Following HaMoked petition: Palestinian minors in Israeli prisons can talk with their families over the telephone for ten minutes once every two weeks so long as the coronavirus emergency situation continues
On March 26, 2020, HaMoked – together with the Association for Civil Rights in Israel, the Public Committee Against Torture, Physicians for Human Rights, Al Mezan Center for Human Rights and Parents Against Child Detention – petitioned the High Court of Justice
to demand that inmates classified as security inmates, and particularly those among them who are minors, be allowed to maintain family contact with their families at this time via the telephone. This, following the complete ban on prison visits, imposed under the recent emergency regulations (the prevention of entry of visitors and lawyers to prisons and detention facilities), established due to the coronavirus pandemic.
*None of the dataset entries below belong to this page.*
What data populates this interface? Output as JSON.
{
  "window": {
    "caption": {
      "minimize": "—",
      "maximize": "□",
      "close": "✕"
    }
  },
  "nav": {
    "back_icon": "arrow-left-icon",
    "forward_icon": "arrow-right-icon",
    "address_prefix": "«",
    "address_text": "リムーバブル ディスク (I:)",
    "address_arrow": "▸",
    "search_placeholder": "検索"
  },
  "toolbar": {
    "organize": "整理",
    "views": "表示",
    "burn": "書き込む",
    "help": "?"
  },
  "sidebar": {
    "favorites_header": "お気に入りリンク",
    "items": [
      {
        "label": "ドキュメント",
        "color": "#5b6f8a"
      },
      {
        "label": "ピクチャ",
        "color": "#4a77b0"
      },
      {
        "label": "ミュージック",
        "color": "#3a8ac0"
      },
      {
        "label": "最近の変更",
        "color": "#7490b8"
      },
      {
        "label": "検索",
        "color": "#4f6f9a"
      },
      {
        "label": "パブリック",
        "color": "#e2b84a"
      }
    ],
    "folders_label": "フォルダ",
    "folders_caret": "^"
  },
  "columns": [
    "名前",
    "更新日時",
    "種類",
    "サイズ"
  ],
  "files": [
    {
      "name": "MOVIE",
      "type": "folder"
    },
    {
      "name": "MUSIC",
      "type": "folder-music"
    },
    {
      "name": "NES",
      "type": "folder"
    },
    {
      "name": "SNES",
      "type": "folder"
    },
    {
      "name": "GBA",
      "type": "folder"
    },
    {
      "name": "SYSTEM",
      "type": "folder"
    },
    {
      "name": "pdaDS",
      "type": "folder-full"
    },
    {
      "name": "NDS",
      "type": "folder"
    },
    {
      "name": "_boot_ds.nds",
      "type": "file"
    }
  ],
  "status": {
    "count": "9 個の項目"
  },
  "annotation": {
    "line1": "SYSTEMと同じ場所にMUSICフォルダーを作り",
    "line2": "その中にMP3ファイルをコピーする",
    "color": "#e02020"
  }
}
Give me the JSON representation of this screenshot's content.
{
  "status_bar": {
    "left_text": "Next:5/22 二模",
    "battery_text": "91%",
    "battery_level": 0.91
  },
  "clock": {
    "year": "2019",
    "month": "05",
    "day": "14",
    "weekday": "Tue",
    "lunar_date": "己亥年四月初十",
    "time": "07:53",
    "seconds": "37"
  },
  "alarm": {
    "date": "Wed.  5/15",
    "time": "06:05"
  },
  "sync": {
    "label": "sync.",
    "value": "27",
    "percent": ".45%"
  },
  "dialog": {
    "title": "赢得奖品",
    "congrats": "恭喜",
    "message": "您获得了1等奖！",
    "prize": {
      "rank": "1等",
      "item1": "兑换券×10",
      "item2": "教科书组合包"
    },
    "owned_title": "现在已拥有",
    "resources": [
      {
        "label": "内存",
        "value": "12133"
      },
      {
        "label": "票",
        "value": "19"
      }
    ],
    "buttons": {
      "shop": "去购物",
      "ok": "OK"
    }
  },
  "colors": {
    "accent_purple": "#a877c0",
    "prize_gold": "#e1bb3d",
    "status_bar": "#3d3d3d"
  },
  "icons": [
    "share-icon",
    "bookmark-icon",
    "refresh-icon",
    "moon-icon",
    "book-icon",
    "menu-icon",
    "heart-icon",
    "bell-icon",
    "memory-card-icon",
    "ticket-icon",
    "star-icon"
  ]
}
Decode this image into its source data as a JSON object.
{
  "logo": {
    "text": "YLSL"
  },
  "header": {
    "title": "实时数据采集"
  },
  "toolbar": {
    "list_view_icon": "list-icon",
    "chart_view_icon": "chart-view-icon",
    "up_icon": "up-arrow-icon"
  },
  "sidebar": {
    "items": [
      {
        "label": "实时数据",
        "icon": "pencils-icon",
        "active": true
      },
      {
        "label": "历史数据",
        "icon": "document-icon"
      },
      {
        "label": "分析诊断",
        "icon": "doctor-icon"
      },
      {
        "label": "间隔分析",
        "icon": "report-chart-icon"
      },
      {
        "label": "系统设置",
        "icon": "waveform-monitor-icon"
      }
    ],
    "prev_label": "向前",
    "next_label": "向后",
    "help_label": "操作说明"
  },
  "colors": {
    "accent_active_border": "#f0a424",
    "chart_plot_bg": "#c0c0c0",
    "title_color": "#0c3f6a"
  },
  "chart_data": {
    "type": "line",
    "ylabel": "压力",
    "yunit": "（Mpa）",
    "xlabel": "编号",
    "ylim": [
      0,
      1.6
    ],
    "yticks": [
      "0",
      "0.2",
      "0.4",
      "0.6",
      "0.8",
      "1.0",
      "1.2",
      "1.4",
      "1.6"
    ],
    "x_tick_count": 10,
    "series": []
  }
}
The petition stresses that the complete isolation of security prisoners in the various incarceration facilities gives rise to concerns that their rights might be violated without their being able to tell anyone or seek legal assistance in the matter.
HaMoked emphasized the special vulnerability, needs and rights of Palestinian minors classified as security inmates (some 200 boys aged 14-17 as of early March 2020). The petition clarified that incarceration in circumstances of uncertainty and isolation is especially traumatic for minors, making telephone contact between minors and their parents particularly vital.
In its April 1 response to the petition, the state announced its decision to allow “juvenile security prisoners and detainees who are not held in Damun prison [where a telephone-contact pilot test is being run] to have one telephone call with a first degree relative during the next two weeks…”. This, under the temporary order issued that day, regarding “supervised telephone conversations for minors during times of emergency”, which establishes that “a telephone call as stated will be allowed once every two weeks, to a first degree family member… the call will be held in the presence of a warden who speaks the prisoner’s language, via the speaker, and will last for up to ten minutes”. The state refused to allow telephone calls for adult inmates, stressing that these are allowed only in emergencies.
At the end of the hearing, held on April 2, 2020, the court recorded in its decision the state’s clarifications, whereby, telephone conversations would be arranged for minors as a matter of regular procedure, without need for special requests. Additionally, it was clarified that only if exceptional concrete security reasons exist, would it be possible to deny a minor’s right to call their family. As to adult inmates, the justices stressed that insofar as the emergency situation continues, the IPS would have to cope with the required logistics in order to allow adults to maintain telephone contact with their families.
The petition was heard jointly with a related petition filed by Adalah, concerning the denial of security inmates’ right to counsel. A satisfactory arrangement has not yet been achieved on this matter, and so both petitions are still pending.